→ **WHAT NEEDS TO BE DONE**
The full set of entries is to be printed exactly, with pictures excluded.

[Opening DATA EXTRACTS section]

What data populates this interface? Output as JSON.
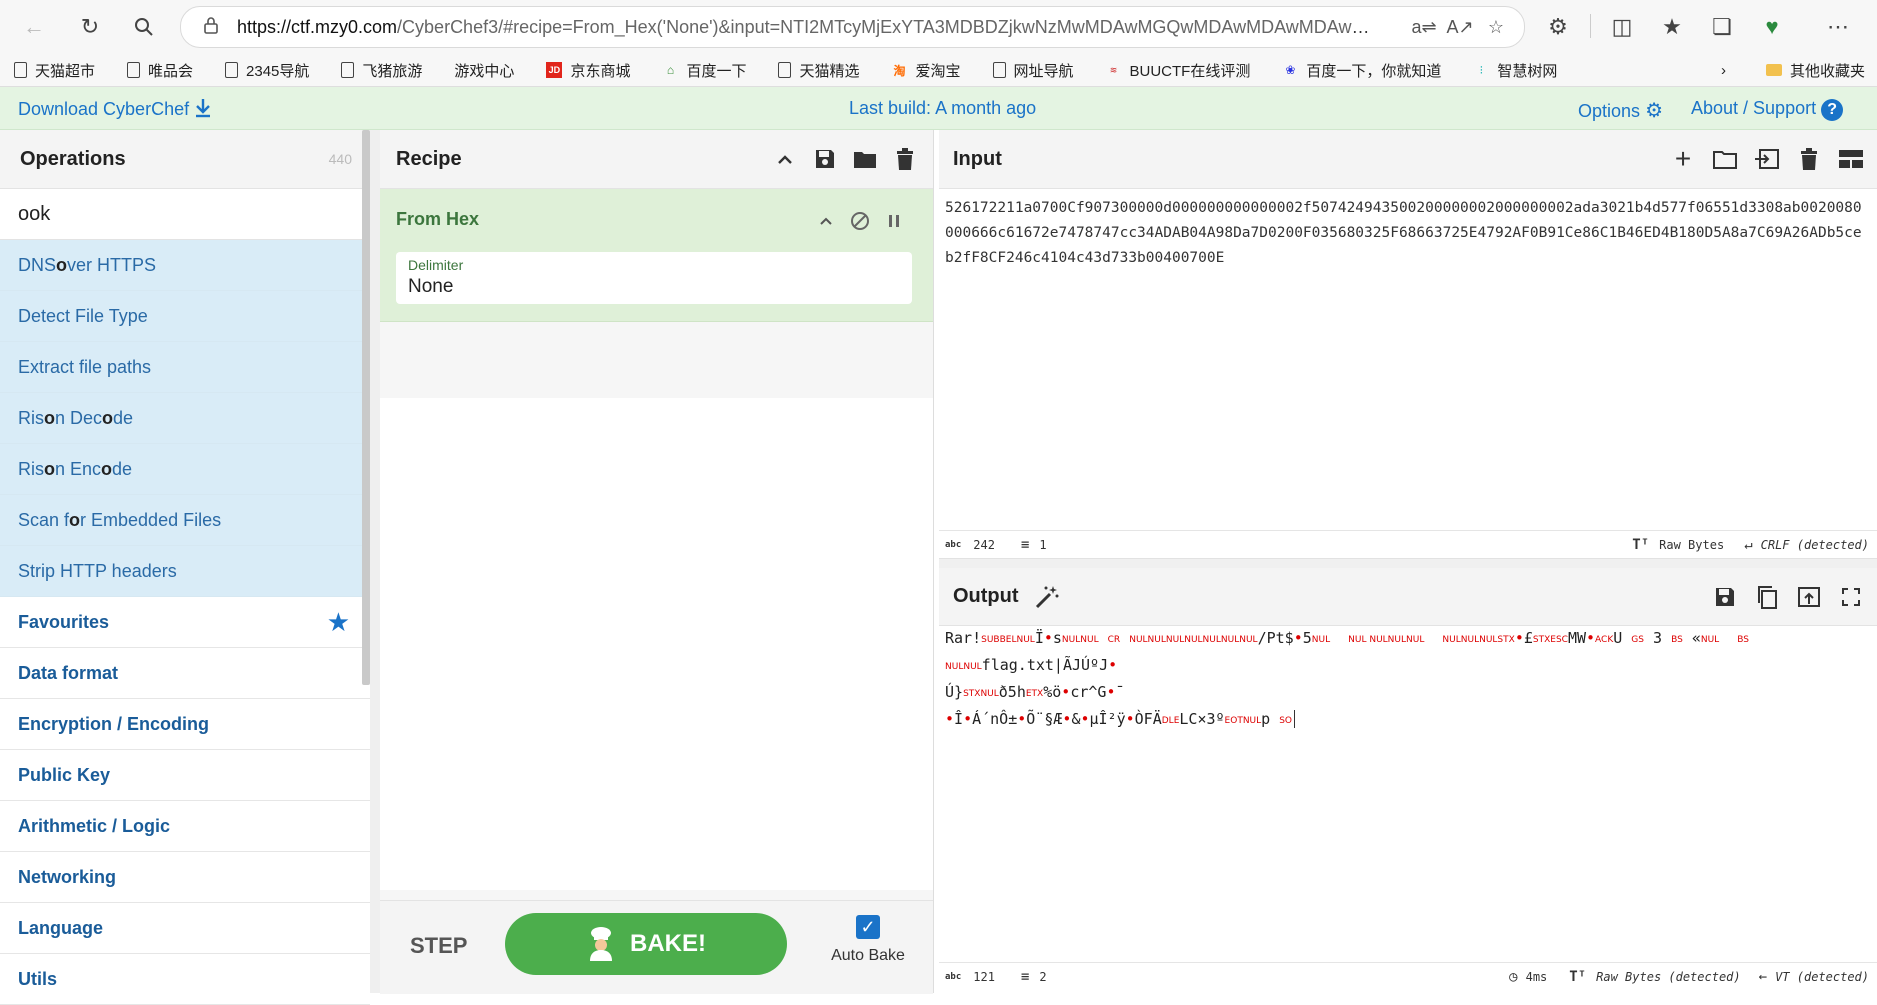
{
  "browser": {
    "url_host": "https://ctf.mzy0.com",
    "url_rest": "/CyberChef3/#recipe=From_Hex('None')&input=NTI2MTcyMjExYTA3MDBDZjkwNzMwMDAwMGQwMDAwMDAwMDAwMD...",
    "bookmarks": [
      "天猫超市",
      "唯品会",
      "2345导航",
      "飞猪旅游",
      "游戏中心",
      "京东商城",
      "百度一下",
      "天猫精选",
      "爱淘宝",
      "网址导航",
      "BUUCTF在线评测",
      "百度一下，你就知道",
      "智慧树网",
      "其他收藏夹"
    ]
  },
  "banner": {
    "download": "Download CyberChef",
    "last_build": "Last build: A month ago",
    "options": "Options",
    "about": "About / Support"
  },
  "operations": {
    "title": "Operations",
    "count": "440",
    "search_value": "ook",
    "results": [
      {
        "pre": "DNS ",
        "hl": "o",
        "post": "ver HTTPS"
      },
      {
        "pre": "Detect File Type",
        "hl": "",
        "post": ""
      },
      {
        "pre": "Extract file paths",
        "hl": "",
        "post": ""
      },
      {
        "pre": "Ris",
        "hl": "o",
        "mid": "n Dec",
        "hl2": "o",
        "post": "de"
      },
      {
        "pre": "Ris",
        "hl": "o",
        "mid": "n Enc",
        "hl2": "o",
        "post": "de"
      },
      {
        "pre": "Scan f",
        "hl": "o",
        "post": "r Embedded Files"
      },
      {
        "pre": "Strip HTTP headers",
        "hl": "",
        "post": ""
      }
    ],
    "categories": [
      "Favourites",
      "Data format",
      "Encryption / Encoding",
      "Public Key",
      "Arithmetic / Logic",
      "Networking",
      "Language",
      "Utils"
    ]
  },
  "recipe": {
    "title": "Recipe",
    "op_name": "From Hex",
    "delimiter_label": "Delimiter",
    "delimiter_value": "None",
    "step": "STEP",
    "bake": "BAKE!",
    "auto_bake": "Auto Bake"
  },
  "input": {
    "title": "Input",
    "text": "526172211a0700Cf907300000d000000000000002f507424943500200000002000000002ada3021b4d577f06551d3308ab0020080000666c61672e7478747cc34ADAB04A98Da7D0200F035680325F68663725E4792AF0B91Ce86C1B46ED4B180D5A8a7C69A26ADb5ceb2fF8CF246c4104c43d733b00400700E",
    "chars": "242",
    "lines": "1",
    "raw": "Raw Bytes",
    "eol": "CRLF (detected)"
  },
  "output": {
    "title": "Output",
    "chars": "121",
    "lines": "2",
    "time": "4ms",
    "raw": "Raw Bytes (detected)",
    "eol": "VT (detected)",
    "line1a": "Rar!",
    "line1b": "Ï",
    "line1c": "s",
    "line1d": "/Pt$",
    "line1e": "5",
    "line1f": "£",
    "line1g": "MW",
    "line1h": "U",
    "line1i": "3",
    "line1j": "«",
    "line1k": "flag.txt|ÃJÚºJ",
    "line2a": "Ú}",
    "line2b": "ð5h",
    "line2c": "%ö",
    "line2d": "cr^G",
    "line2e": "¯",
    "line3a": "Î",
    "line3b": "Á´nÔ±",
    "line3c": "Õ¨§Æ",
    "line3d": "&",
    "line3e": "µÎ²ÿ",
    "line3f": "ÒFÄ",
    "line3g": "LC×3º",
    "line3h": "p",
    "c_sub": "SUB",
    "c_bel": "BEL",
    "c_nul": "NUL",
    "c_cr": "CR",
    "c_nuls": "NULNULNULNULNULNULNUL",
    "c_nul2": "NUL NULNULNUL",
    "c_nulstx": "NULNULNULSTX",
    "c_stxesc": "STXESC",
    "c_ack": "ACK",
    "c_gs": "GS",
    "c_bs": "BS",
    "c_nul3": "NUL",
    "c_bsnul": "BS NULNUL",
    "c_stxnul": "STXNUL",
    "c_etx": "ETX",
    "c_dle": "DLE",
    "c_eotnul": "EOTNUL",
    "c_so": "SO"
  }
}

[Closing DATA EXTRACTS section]

→ **EXPECTED OUTPUT**
What data populates this interface? Output as JSON.
{
  "browser": {
    "url_host": "https://ctf.mzy0.com",
    "url_rest": "/CyberChef3/#recipe=From_Hex('None')&input=NTI2MTcyMjExYTA3MDBDZjkwNzMwMDAwMGQwMDAwMDAwMDAwMD...",
    "bookmarks": [
      "天猫超市",
      "唯品会",
      "2345导航",
      "飞猪旅游",
      "游戏中心",
      "京东商城",
      "百度一下",
      "天猫精选",
      "爱淘宝",
      "网址导航",
      "BUUCTF在线评测",
      "百度一下，你就知道",
      "智慧树网",
      "其他收藏夹"
    ]
  },
  "banner": {
    "download": "Download CyberChef",
    "last_build": "Last build: A month ago",
    "options": "Options",
    "about": "About / Support"
  },
  "operations": {
    "title": "Operations",
    "count": "440",
    "search_value": "ook",
    "results": [
      {
        "pre": "DNS ",
        "hl": "o",
        "post": "ver HTTPS"
      },
      {
        "pre": "Detect File Type",
        "hl": "",
        "post": ""
      },
      {
        "pre": "Extract file paths",
        "hl": "",
        "post": ""
      },
      {
        "pre": "Ris",
        "hl": "o",
        "mid": "n Dec",
        "hl2": "o",
        "post": "de"
      },
      {
        "pre": "Ris",
        "hl": "o",
        "mid": "n Enc",
        "hl2": "o",
        "post": "de"
      },
      {
        "pre": "Scan f",
        "hl": "o",
        "post": "r Embedded Files"
      },
      {
        "pre": "Strip HTTP headers",
        "hl": "",
        "post": ""
      }
    ],
    "categories": [
      "Favourites",
      "Data format",
      "Encryption / Encoding",
      "Public Key",
      "Arithmetic / Logic",
      "Networking",
      "Language",
      "Utils"
    ]
  },
  "recipe": {
    "title": "Recipe",
    "op_name": "From Hex",
    "delimiter_label": "Delimiter",
    "delimiter_value": "None",
    "step": "STEP",
    "bake": "BAKE!",
    "auto_bake": "Auto Bake"
  },
  "input": {
    "title": "Input",
    "text": "526172211a0700Cf907300000d000000000000002f507424943500200000002000000002ada3021b4d577f06551d3308ab0020080000666c61672e7478747cc34ADAB04A98Da7D0200F035680325F68663725E4792AF0B91Ce86C1B46ED4B180D5A8a7C69A26ADb5ceb2fF8CF246c4104c43d733b00400700E",
    "chars": "242",
    "lines": "1",
    "raw": "Raw Bytes",
    "eol": "CRLF (detected)"
  },
  "output": {
    "title": "Output",
    "chars": "121",
    "lines": "2",
    "time": "4ms",
    "raw": "Raw Bytes (detected)",
    "eol": "VT (detected)",
    "line1a": "Rar!",
    "line1b": "Ï",
    "line1c": "s",
    "line1d": "/Pt$",
    "line1e": "5",
    "line1f": "£",
    "line1g": "MW",
    "line1h": "U",
    "line1i": "3",
    "line1j": "«",
    "line1k": "flag.txt|ÃJÚºJ",
    "line2a": "Ú}",
    "line2b": "ð5h",
    "line2c": "%ö",
    "line2d": "cr^G",
    "line2e": "¯",
    "line3a": "Î",
    "line3b": "Á´nÔ±",
    "line3c": "Õ¨§Æ",
    "line3d": "&",
    "line3e": "µÎ²ÿ",
    "line3f": "ÒFÄ",
    "line3g": "LC×3º",
    "line3h": "p",
    "c_sub": "SUB",
    "c_bel": "BEL",
    "c_nul": "NUL",
    "c_cr": "CR",
    "c_nuls": "NULNULNULNULNULNULNUL",
    "c_nul2": "NUL NULNULNUL",
    "c_nulstx": "NULNULNULSTX",
    "c_stxesc": "STXESC",
    "c_ack": "ACK",
    "c_gs": "GS",
    "c_bs": "BS",
    "c_nul3": "NUL",
    "c_bsnul": "BS NULNUL",
    "c_stxnul": "STXNUL",
    "c_etx": "ETX",
    "c_dle": "DLE",
    "c_eotnul": "EOTNUL",
    "c_so": "SO"
  }
}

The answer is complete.